Anyone who cares to test the assertion might try reading Barzun and Stendhal “On Love”, and then savor “William James and the Clue to Art”. Until the acidic paper turns to dust, the best version of Energies will remain the Vintage edition of 1962, despite a pair of reversed lines in the sharp new preface. The good Greenwood Press printed five of Barzun’s books on paper made to last, but the 1975 reprint of the original Energies of Art, despite library binding, cannot preserve what it does not include. Here is a brief sample from Barzun’s four-page credo in the Vintage paperback:
“I believe that criticism is a serious undertaking, but I do not believe that it is a technical process requiring rubber gloves and manufactured apparatus. Works of art are complex, but that does not seem to me a valid excuse for making criticism complicated and leaving no room for the reader to enjoy art through fugitive, inexplicit response. One would have thought that modern pride in subtlety would have prevented the manhandling of that fragile flower, Response, just as the devotion to the Work of Art should have kept criticism from being called ‘creative.’ But both abuses exist and indeed prevail.” (page ix)

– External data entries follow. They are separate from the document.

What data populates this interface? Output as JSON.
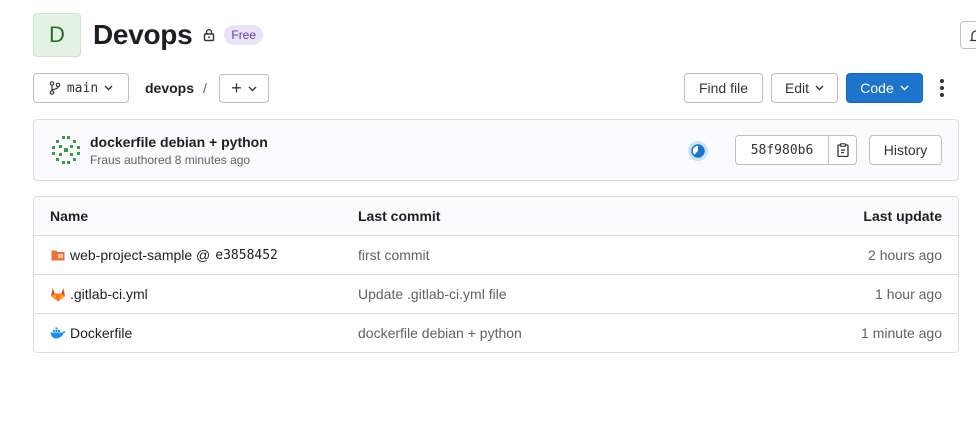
{
  "project": {
    "avatar_letter": "D",
    "name": "Devops",
    "visibility_badge": "Free"
  },
  "toolbar": {
    "branch": "main",
    "breadcrumb": "devops",
    "breadcrumb_separator": "/",
    "add_label": "+",
    "find_file_label": "Find file",
    "edit_label": "Edit",
    "code_label": "Code"
  },
  "commit": {
    "title": "dockerfile debian + python",
    "meta": "Fraus authored 8 minutes ago",
    "sha": "58f980b6",
    "history_label": "History"
  },
  "table": {
    "headers": {
      "name": "Name",
      "last_commit": "Last commit",
      "last_update": "Last update"
    },
    "rows": [
      {
        "name": "web-project-sample @",
        "submodule_hash": "e3858452",
        "icon": "submodule-folder-icon",
        "last_commit": "first commit",
        "last_update": "2 hours ago"
      },
      {
        "name": ".gitlab-ci.yml",
        "icon": "gitlab-icon",
        "last_commit": "Update .gitlab-ci.yml file",
        "last_update": "1 hour ago"
      },
      {
        "name": "Dockerfile",
        "icon": "docker-icon",
        "last_commit": "dockerfile debian + python",
        "last_update": "1 minute ago"
      }
    ]
  },
  "colors": {
    "primary": "#1f75cb",
    "badge_bg": "#e9e3f5",
    "avatar_bg": "#e3f2e3"
  }
}
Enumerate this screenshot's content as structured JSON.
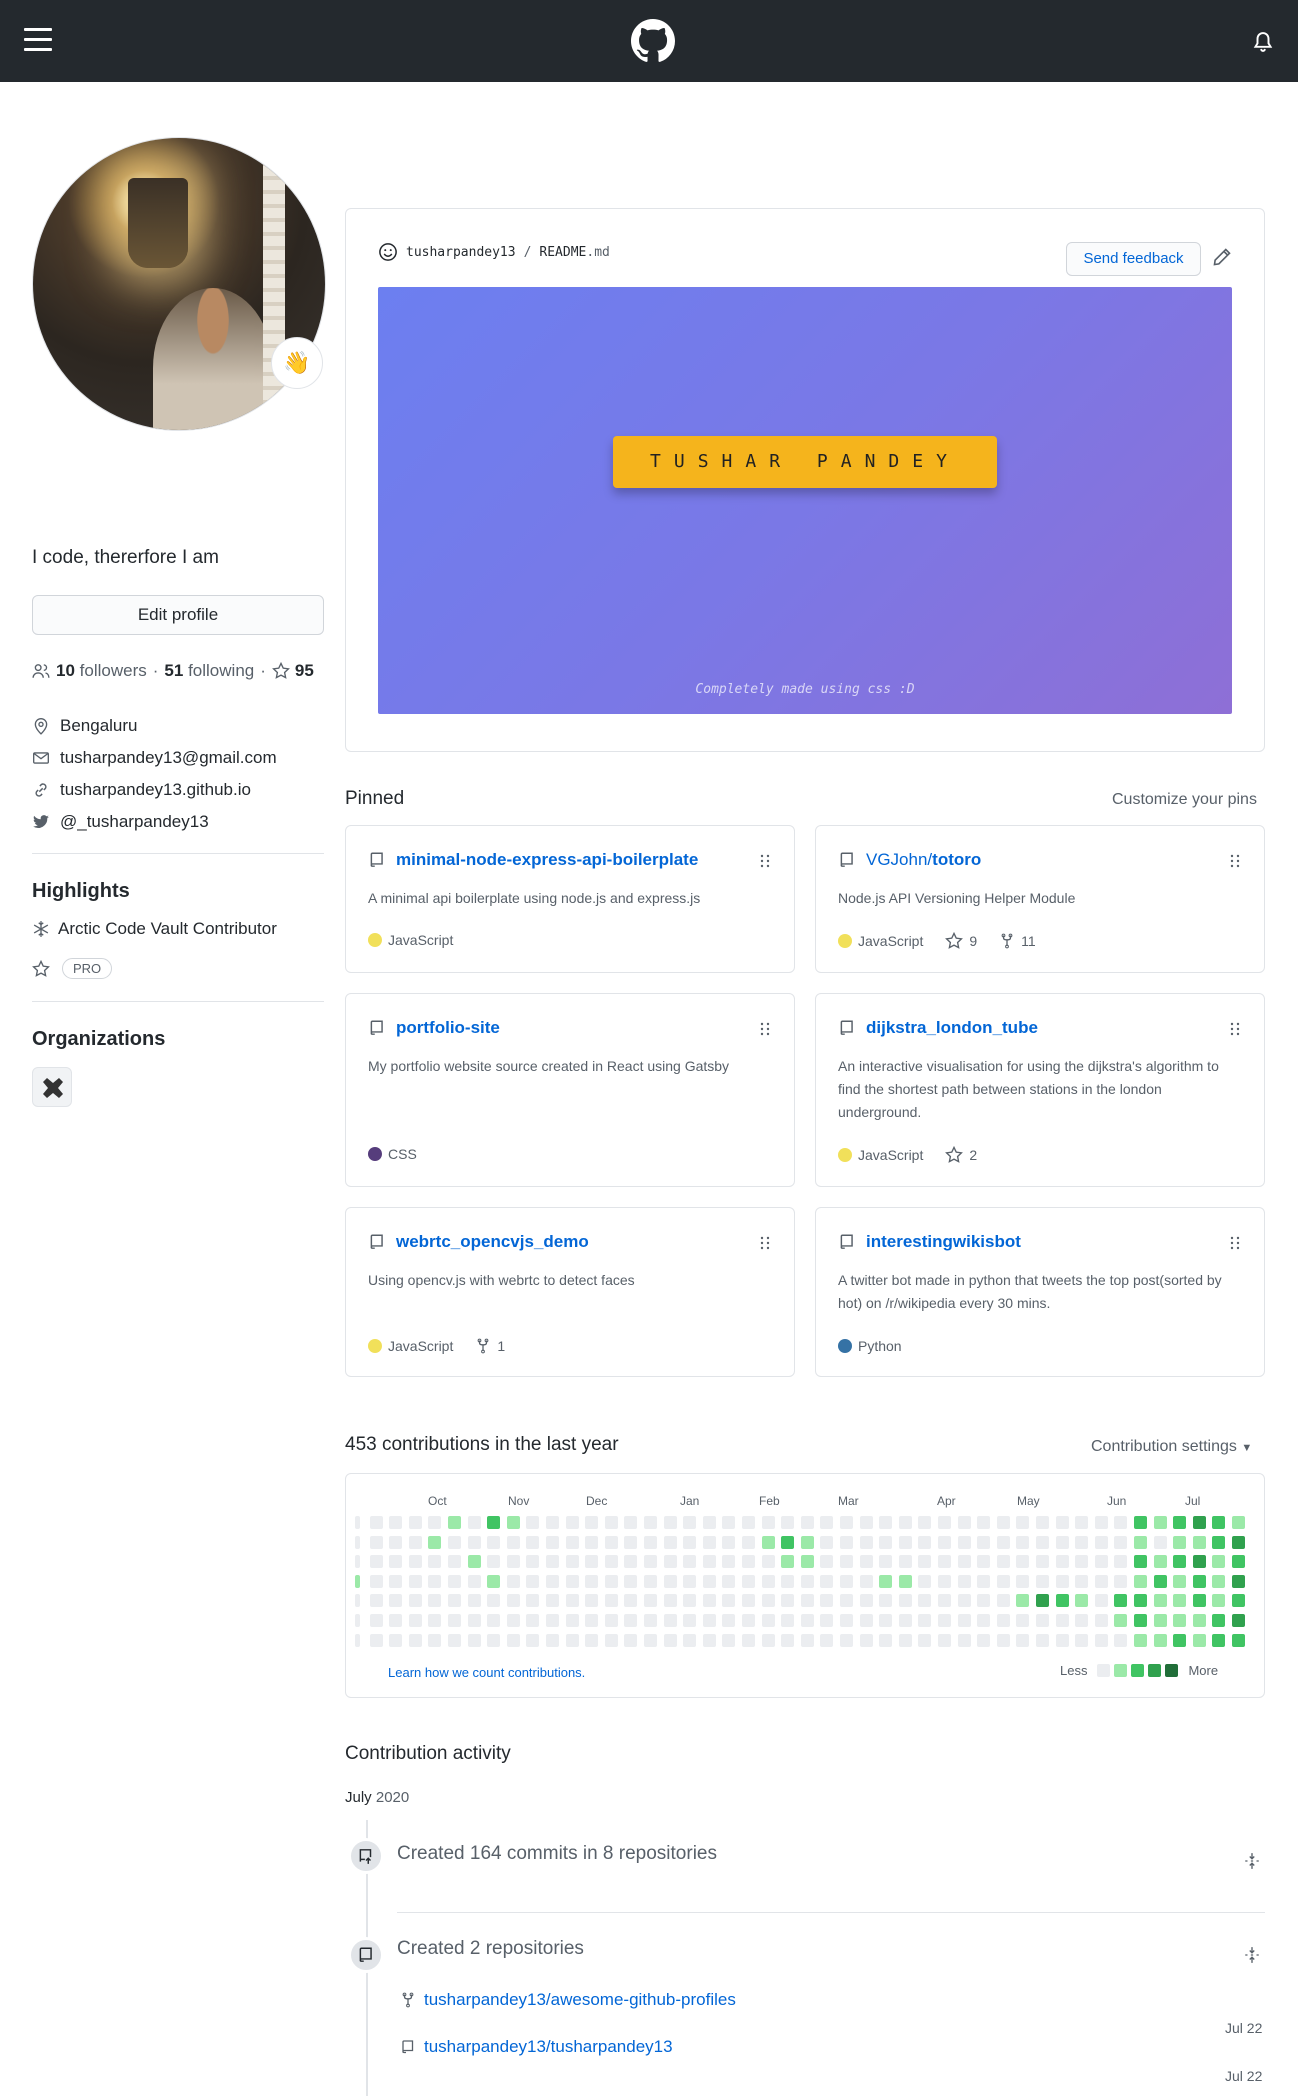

I look forward to listening more than talking if FaceTime or Skype makes it possible for me to attend the next meeting of the Jacques Barzun Book Club on July 8th.